Ballet for athletes

The fundamentals of ballet include mobility, alignment, spacial awareness, and body control. All of these principles can apply to and help most athletes in their sport.

Additionally, learning a new way to move can give you a fresh perspective on your sport. 

Studying, understanding, and applying ballet concepts can be a powerful way to cross train, get ahead, and take your performance to the next level.

How can ballet help you in your sport?

Break through plateaus in your training by trying something new to gain a fresh perspective on your strenghts and weaknesses.

The definition of insanity is doing the same thing over and over and expecting a different result.

If you need a leg up on the competition, do something they’re not doing — ballet.

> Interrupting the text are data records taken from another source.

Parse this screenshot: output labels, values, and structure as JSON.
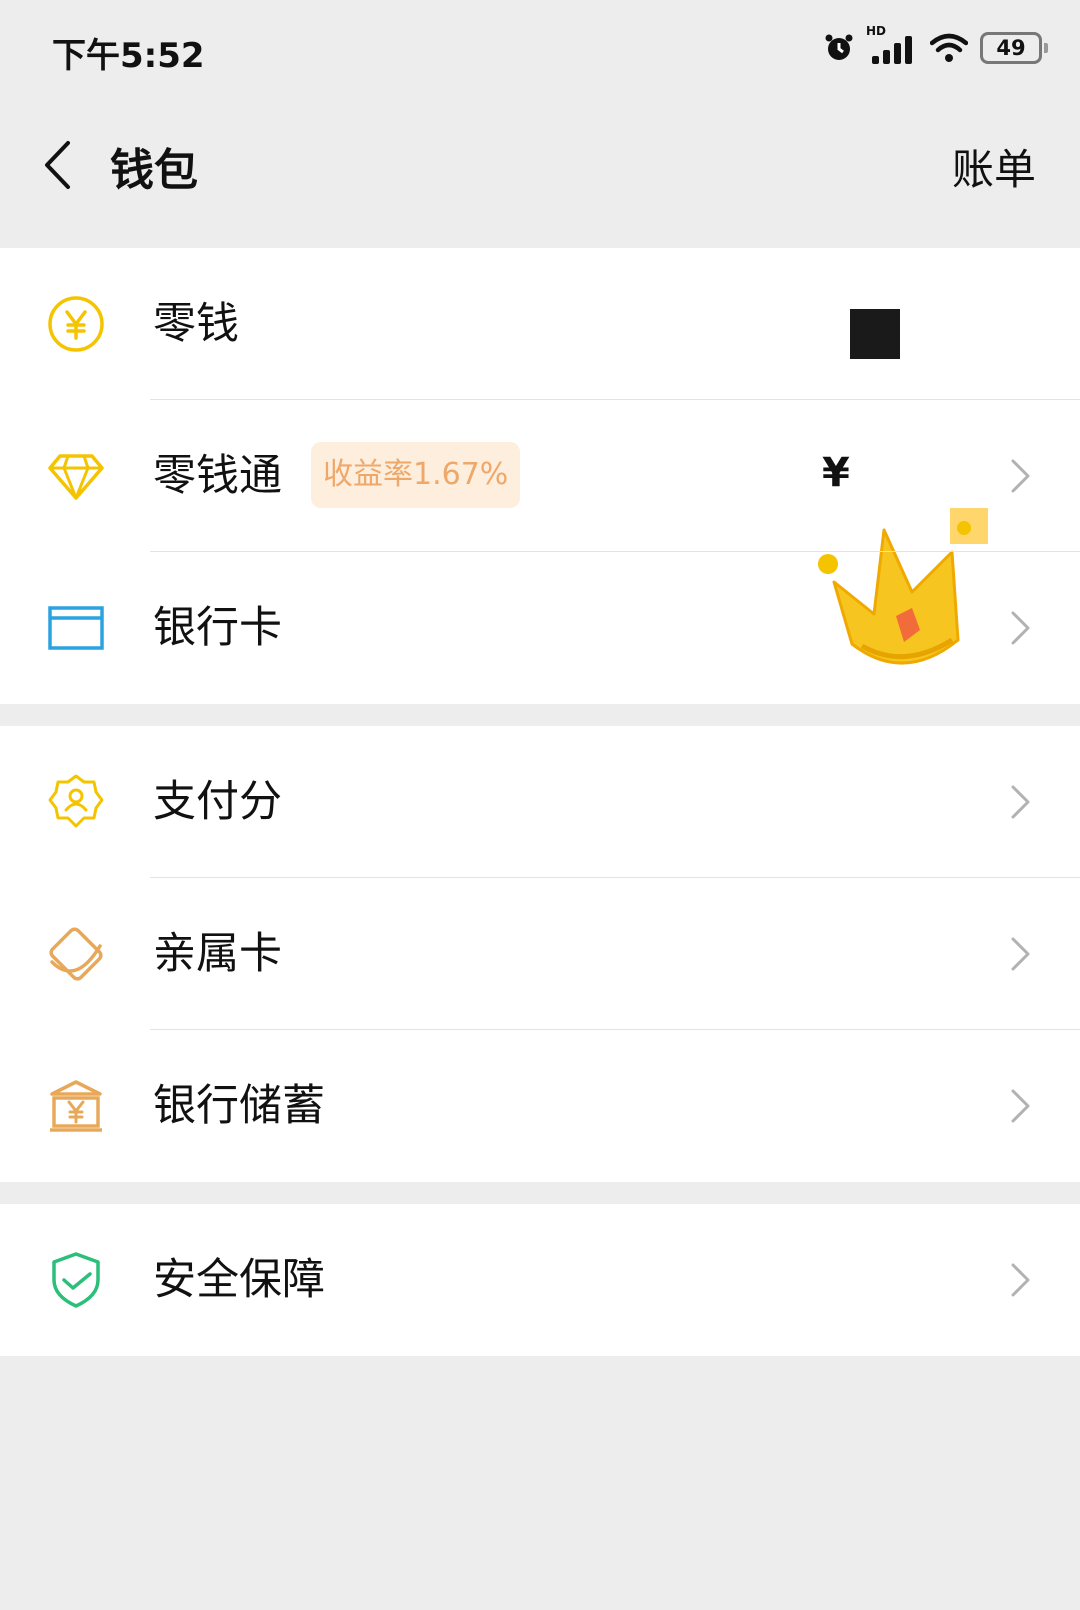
{
  "status_bar": {
    "time": "下午5:52",
    "battery": "49",
    "network_label": "HD"
  },
  "nav": {
    "title": "钱包",
    "right_action": "账单"
  },
  "groups": [
    {
      "items": [
        {
          "label": "零钱",
          "icon": "yuan-circle-icon"
        },
        {
          "label": "零钱通",
          "icon": "diamond-icon",
          "badge": "收益率1.67%",
          "amount": "¥"
        },
        {
          "label": "银行卡",
          "icon": "bank-card-icon"
        }
      ]
    },
    {
      "items": [
        {
          "label": "支付分",
          "icon": "pay-score-icon"
        },
        {
          "label": "亲属卡",
          "icon": "family-card-icon"
        },
        {
          "label": "银行储蓄",
          "icon": "bank-savings-icon"
        }
      ]
    },
    {
      "items": [
        {
          "label": "安全保障",
          "icon": "security-shield-icon"
        }
      ]
    }
  ],
  "colors": {
    "background": "#ededed",
    "yellow_icon": "#f5c400",
    "orange_icon": "#e8a85a",
    "blue_icon": "#2aa3e0",
    "green_icon": "#2bbf7a",
    "badge_bg": "#fdeedd",
    "badge_text": "#eea86a"
  }
}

Incoporate ballet into your training to start seeing the unique benefits that it will bring to your sport and start getting ahead.

Tired of the same old training routines but still need a way to exercise? Shake things up with a totally new kind of thing.

Use ballet to continue working on yourself while trying something completely new and getting out of your comfort zone.

Avoid injury, increase your range of motion, and move with ease with greater mobility.

Quick note: mobility doesn’t mean flexibility. Mobility means that you can perform functional movements with a great range of motion and no restriction.

Develop body control to understand, develop, and utilize smaller muscles that enable you to move in more dynamic ways.

Ballet activates the smaller muscles in your body that enable you to have a greater control over your movement and a wider range of movements.

Move through space more efficiently with greater body and spacial awareness through dance.

Learning and navigating complicated footwork prepares you for more controlled and efficient movements on the field.

Does ballet work to improve your game? Ask the pros. 

Learn from an unconventional ballet teacher

Julie, specialist in private ballet coaching, began ballet as an adult, never having been any good at anything requiring coordination, including walking up stairs, touching her toes, and catching a ball. She began ballet for the ultimate challenge of becoming more graceful. She fell in love with ballet, and through it, gained a great appreciation of what her body could do. 

When she began powerlifting after many years of ballet training, both she and her coach were astounded by how quickly she was able to pick up the technique. Her dance background had enabled her to develop great mobility and the ability to understand and control small fine movements in her body. She realized just how powerful ballet was for supporting other disciplines of movement as well as the art form itself.

She founded Broche Ballet to share the love of dance with many to whom it had previously been inaccessible. She sees great benefits from ballet and loves to share it with others who have previously thought that ballet was reserved for little girls.


How it works

Step 1

We begin by working together to assess and understand where the athlete needs the most help, and which parts of ballet are the most relevant to their needs.

Step 2

We then tailor the lessons to help understand the most relevant fundamentals of ballet and how they apply to the sport. 

Step 3

Continue to practice, solidify, and build on fundamental ballet techniques. The athlete will be encouraged to take home practice exercises, as well as think critically about how the concepts learned in ballet can apply and help in their sport. `

I came to Julie with zero experience in dance and expectations based solely on my private lessons with instructors in other disciplines. Our first lesson blew me away.

It seemed like 2.5 hrs worth of content stuffed into a one hour window. Besides my skill level, nothing really changed. They were all like that. My questions never went unanswered and my concerns never left unaddressed. I don’t know—and I can’t help but think about these things—how anything could have gone better.

After over six months with Julie, I do have one regret: I now hold my other teachers to a completely unreasonable standard!
— Bryan, 30s, competitor